**Try it:** Track down each line below containing the string "icon" and copy it.

**Input data:**
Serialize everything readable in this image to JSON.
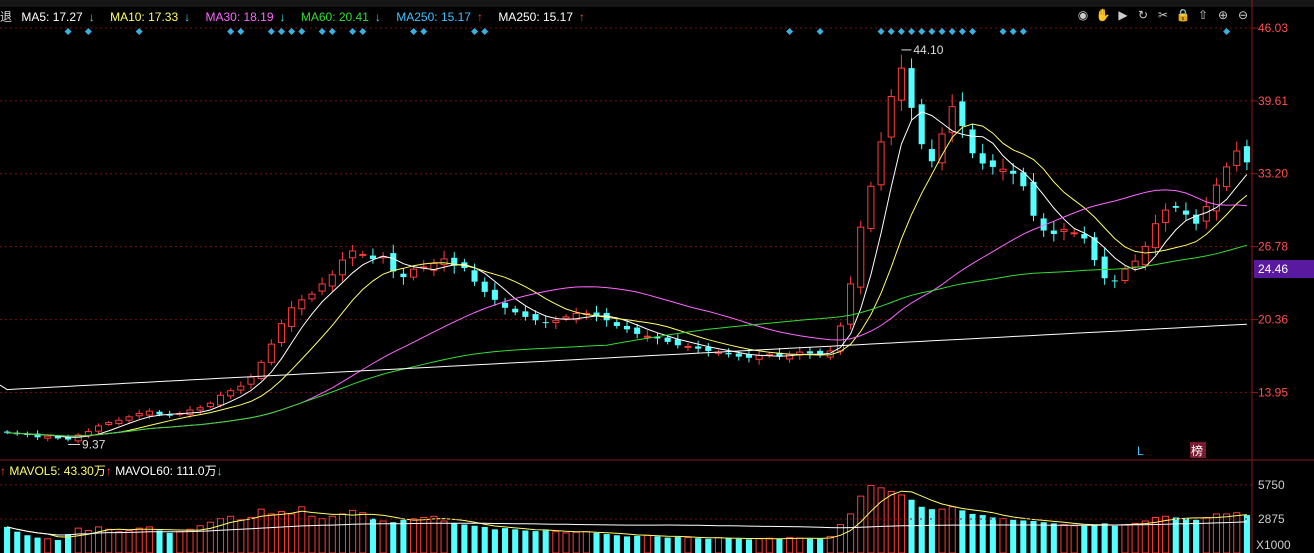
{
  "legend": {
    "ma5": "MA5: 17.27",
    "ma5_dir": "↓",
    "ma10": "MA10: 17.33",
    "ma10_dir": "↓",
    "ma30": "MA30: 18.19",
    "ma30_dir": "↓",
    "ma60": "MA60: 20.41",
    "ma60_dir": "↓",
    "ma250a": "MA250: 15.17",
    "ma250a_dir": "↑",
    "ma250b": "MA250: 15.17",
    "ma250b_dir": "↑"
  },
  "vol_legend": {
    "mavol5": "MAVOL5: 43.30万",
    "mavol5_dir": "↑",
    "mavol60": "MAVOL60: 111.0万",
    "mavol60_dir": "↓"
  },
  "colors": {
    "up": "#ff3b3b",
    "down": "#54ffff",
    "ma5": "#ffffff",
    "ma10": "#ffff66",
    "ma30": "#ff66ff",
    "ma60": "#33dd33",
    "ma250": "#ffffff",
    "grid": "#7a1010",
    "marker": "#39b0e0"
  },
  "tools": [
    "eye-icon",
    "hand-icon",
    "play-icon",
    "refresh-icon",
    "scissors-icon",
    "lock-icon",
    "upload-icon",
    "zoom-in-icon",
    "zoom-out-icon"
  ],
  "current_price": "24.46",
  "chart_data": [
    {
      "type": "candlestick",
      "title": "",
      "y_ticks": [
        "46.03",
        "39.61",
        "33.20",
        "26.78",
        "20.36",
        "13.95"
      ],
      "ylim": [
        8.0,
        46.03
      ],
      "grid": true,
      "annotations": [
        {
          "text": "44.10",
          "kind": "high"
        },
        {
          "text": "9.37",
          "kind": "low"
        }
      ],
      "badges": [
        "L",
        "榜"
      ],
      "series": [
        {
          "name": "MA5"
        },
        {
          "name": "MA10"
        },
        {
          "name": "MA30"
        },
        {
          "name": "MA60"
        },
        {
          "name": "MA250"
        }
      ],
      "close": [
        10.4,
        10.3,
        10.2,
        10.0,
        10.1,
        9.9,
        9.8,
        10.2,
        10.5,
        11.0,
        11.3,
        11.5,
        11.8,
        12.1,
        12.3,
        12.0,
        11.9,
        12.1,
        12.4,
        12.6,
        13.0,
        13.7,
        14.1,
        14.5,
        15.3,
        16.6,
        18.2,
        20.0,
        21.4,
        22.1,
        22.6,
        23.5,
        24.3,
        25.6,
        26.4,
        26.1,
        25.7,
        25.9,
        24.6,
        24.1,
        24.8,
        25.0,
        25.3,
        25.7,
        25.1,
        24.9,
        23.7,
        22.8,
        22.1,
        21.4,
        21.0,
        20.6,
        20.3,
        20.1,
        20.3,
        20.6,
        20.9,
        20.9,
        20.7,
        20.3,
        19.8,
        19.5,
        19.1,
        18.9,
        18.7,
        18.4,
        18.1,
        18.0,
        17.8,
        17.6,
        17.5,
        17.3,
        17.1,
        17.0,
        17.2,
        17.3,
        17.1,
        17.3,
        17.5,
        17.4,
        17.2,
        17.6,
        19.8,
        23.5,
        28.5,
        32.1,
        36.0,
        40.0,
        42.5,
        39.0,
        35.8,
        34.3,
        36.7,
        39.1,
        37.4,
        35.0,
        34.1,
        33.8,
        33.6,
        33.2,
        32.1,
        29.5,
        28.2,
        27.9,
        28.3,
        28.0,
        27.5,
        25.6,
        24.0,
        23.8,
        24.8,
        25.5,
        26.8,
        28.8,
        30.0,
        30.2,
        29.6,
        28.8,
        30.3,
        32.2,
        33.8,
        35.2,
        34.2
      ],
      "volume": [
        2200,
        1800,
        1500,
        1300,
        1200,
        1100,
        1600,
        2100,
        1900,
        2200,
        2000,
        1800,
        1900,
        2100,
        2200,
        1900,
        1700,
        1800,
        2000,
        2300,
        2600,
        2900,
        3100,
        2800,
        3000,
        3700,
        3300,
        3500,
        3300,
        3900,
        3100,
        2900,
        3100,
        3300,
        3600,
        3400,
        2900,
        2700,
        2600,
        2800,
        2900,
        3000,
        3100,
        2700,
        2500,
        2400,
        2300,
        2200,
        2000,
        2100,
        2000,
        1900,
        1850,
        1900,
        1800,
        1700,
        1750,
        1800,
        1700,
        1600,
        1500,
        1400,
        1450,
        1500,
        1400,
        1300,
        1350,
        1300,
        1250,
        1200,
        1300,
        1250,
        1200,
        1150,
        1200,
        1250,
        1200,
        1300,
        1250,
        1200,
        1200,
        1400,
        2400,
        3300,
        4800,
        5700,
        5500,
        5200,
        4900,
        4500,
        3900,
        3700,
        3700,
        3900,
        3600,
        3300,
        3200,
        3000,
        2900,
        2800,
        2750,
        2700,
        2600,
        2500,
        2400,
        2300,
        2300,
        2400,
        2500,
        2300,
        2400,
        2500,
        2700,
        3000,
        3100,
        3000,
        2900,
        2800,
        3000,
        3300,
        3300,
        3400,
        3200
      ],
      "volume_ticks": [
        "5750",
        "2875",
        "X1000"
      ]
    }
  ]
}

**Answer to the problem:**
    "eye-icon",
    "hand-icon",
    "play-icon",
    "refresh-icon",
    "scissors-icon",
    "lock-icon",
    "upload-icon",
    "zoom-in-icon",
    "zoom-out-icon"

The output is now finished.